## RECORDS FOR THIS EXERCISE
============

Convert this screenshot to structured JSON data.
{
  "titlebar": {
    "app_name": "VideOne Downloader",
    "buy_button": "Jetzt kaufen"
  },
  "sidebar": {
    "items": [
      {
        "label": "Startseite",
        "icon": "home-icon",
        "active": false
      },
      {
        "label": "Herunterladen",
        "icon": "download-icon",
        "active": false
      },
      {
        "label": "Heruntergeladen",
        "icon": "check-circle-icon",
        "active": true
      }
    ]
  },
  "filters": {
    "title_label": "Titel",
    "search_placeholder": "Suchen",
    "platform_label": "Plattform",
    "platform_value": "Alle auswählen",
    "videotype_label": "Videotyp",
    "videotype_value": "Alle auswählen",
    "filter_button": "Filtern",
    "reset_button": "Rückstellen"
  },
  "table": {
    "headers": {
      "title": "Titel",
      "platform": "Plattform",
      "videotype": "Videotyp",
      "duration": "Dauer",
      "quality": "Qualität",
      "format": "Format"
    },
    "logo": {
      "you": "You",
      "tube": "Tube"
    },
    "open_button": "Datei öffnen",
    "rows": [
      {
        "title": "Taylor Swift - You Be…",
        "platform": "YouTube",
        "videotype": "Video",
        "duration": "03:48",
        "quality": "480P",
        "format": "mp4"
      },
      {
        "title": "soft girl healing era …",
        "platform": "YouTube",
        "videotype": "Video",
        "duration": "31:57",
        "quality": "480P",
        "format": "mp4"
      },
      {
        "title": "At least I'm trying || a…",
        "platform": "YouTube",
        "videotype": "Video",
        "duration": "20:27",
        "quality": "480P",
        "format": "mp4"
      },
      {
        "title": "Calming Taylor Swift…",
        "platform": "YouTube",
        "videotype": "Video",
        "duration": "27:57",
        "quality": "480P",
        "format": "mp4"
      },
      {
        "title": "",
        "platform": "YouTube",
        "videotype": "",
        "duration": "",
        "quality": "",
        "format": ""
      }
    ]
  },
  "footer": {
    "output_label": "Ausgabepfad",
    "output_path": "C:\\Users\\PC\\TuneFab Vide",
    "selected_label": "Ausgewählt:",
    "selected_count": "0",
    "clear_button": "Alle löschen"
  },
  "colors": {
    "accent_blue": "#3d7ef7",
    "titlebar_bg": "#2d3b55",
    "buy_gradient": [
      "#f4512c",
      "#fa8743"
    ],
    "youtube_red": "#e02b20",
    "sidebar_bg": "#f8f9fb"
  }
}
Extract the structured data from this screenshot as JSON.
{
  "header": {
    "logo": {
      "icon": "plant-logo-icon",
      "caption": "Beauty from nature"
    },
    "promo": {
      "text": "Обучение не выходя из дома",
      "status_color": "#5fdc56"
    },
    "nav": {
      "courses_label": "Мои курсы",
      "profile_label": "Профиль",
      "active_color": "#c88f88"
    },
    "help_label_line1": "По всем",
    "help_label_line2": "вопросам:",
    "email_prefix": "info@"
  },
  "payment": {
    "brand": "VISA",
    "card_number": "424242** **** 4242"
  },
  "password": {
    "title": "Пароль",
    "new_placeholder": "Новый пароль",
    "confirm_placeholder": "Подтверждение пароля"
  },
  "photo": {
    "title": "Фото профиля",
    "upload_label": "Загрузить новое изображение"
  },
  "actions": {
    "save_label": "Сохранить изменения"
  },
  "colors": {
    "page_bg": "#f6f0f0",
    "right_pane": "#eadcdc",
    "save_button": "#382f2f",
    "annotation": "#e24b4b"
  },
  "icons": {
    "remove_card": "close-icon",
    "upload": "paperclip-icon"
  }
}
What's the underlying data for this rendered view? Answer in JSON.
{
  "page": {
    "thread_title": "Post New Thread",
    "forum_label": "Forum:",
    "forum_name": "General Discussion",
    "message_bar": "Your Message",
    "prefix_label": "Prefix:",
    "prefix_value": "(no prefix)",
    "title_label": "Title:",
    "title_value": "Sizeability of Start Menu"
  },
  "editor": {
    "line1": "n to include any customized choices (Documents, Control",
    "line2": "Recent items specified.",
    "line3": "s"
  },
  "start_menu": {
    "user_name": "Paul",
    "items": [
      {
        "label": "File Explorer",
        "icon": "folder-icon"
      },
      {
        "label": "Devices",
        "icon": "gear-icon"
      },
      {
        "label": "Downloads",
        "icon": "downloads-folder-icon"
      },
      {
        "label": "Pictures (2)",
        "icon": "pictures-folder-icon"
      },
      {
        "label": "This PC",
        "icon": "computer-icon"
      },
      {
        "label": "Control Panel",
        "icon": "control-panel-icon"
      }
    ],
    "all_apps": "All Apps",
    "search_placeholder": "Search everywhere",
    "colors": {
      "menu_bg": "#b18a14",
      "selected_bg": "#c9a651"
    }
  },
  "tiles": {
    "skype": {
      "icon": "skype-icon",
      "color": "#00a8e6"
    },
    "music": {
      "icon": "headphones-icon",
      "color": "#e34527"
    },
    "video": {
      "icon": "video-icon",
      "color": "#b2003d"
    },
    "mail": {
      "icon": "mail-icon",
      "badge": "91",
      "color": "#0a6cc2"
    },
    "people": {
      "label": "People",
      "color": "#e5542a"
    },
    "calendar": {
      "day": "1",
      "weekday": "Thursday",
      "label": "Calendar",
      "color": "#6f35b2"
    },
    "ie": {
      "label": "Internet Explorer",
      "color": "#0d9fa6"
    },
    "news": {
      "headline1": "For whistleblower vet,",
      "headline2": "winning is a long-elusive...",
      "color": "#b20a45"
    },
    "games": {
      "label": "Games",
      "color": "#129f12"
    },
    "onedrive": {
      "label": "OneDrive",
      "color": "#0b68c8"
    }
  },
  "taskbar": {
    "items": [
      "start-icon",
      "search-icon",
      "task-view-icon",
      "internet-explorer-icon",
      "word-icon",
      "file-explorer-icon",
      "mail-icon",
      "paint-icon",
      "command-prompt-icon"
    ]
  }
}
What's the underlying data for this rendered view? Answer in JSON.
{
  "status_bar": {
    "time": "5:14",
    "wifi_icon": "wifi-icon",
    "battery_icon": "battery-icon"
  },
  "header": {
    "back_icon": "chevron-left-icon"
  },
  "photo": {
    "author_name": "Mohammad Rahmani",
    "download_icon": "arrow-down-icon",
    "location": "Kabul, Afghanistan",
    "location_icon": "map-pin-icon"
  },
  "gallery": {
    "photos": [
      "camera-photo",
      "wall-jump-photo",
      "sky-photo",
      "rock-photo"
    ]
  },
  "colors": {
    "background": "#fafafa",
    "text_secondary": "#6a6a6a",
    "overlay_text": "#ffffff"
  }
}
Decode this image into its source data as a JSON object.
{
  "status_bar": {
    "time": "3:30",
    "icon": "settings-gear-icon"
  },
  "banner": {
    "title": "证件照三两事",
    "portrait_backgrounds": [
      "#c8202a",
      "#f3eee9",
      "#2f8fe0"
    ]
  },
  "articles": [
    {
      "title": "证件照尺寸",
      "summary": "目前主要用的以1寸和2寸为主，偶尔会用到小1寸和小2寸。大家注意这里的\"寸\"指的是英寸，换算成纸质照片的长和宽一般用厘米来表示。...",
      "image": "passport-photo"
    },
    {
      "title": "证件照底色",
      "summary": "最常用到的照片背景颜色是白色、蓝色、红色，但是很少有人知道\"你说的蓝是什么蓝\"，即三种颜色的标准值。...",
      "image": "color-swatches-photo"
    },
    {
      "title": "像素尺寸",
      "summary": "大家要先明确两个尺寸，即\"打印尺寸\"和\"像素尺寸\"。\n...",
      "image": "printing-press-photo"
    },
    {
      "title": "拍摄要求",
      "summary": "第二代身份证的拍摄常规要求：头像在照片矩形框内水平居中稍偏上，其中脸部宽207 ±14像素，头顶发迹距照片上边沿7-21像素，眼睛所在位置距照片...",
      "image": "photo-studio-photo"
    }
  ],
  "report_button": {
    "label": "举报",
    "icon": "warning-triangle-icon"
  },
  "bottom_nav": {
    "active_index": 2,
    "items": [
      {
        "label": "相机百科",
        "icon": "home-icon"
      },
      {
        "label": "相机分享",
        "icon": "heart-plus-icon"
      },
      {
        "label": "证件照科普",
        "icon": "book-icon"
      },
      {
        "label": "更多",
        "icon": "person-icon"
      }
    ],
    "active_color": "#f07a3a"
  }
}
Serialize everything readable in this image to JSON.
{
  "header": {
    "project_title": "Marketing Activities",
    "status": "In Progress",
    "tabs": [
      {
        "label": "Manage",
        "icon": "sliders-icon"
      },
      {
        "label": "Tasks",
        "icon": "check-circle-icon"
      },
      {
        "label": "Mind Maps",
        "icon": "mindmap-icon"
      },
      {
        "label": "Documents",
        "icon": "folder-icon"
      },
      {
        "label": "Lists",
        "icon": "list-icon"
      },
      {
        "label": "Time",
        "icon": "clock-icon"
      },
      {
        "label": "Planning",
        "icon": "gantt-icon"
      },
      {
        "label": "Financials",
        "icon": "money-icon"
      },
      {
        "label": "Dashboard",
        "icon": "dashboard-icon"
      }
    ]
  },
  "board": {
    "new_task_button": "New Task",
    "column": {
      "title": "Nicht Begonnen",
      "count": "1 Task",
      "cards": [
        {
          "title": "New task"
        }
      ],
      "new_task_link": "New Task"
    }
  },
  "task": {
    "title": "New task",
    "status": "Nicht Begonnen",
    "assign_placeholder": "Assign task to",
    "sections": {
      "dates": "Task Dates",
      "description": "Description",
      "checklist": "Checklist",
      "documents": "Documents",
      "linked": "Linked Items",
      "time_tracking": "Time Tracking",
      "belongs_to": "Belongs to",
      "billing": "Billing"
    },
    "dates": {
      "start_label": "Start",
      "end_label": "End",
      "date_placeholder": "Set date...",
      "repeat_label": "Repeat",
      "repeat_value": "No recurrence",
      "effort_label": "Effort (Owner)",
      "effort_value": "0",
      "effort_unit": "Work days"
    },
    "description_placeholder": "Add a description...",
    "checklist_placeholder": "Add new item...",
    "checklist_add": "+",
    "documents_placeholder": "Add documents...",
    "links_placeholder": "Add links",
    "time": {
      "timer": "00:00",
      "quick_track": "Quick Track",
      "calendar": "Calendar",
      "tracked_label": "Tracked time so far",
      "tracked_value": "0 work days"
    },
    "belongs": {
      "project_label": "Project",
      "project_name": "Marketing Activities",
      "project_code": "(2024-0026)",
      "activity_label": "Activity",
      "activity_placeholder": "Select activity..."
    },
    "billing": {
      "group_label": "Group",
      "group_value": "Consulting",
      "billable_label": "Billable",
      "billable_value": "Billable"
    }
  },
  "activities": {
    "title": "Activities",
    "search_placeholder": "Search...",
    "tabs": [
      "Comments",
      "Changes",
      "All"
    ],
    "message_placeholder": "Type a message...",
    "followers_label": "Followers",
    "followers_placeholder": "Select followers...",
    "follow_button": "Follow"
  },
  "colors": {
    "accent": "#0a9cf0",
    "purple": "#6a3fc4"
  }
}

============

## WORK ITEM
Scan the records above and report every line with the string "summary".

## RESPONSE
      "summary": "目前主要用的以1寸和2寸为主，偶尔会用到小1寸和小2寸。大家注意这里的\"寸\"指的是英寸，换算成纸质照片的长和宽一般用厘米来表示。...",
      "summary": "最常用到的照片背景颜色是白色、蓝色、红色，但是很少有人知道\"你说的蓝是什么蓝\"，即三种颜色的标准值。...",
      "summary": "大家要先明确两个尺寸，即\"打印尺寸\"和\"像素尺寸\"。\n...",
      "summary": "第二代身份证的拍摄常规要求：头像在照片矩形框内水平居中稍偏上，其中脸部宽207 ±14像素，头顶发迹距照片上边沿7-21像素，眼睛所在位置距照片...",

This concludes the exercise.